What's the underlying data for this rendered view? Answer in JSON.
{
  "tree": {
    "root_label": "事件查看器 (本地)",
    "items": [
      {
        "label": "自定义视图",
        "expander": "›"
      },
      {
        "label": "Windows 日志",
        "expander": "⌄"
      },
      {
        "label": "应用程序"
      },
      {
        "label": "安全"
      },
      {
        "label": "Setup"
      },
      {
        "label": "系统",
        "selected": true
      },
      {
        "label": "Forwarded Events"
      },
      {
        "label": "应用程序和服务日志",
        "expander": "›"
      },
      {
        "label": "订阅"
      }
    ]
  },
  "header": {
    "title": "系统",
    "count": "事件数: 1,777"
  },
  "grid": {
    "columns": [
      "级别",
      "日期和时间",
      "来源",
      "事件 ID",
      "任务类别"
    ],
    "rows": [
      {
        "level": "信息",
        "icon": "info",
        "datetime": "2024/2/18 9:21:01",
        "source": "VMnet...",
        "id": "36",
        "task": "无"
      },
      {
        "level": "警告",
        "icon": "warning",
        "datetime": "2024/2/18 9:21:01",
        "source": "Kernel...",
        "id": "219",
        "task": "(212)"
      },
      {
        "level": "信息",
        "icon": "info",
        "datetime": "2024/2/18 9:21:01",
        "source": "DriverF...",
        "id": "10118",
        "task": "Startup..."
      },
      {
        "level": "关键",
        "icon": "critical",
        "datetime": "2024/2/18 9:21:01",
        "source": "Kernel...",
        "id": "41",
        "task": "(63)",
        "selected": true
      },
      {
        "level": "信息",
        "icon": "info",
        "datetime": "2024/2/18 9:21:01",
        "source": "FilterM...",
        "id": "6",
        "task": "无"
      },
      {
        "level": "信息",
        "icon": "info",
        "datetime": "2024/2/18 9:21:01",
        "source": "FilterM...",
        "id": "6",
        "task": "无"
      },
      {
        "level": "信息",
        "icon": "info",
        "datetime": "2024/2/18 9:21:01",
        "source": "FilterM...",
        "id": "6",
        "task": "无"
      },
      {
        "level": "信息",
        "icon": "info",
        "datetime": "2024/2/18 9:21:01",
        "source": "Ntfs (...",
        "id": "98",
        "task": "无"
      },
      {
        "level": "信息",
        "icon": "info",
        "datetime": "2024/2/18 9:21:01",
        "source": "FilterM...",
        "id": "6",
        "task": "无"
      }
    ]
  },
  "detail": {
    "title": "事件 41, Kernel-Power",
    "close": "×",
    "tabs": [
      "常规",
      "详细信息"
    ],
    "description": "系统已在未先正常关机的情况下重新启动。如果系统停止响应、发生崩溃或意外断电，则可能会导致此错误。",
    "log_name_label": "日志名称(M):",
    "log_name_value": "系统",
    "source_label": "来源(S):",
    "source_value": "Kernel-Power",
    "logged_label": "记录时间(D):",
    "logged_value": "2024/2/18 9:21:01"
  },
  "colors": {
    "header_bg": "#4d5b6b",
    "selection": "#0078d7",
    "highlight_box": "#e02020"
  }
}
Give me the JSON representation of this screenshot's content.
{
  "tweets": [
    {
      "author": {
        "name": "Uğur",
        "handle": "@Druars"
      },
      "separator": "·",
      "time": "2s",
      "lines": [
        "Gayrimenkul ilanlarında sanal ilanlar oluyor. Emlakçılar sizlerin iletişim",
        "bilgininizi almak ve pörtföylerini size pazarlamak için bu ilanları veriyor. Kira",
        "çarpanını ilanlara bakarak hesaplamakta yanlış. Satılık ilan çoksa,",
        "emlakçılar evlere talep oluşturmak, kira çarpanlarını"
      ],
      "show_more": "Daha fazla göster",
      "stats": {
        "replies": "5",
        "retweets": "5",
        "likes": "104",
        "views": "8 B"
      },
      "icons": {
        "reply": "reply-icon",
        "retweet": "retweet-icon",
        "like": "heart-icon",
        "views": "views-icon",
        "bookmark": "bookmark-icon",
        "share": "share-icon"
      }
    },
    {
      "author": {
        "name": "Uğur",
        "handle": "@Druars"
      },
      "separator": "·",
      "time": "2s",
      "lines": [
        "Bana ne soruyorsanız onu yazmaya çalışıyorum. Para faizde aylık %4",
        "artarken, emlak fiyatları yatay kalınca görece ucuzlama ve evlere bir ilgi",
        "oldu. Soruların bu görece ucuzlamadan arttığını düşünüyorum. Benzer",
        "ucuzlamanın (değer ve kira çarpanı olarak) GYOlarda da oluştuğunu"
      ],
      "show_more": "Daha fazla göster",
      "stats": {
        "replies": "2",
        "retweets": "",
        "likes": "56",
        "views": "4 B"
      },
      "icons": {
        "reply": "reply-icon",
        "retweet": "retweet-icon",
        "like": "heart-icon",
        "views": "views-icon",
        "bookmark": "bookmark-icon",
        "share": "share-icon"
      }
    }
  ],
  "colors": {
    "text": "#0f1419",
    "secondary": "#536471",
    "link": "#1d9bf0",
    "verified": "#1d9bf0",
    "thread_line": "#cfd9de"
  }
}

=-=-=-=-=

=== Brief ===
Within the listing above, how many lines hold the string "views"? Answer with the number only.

=== Answer to this problem ===
4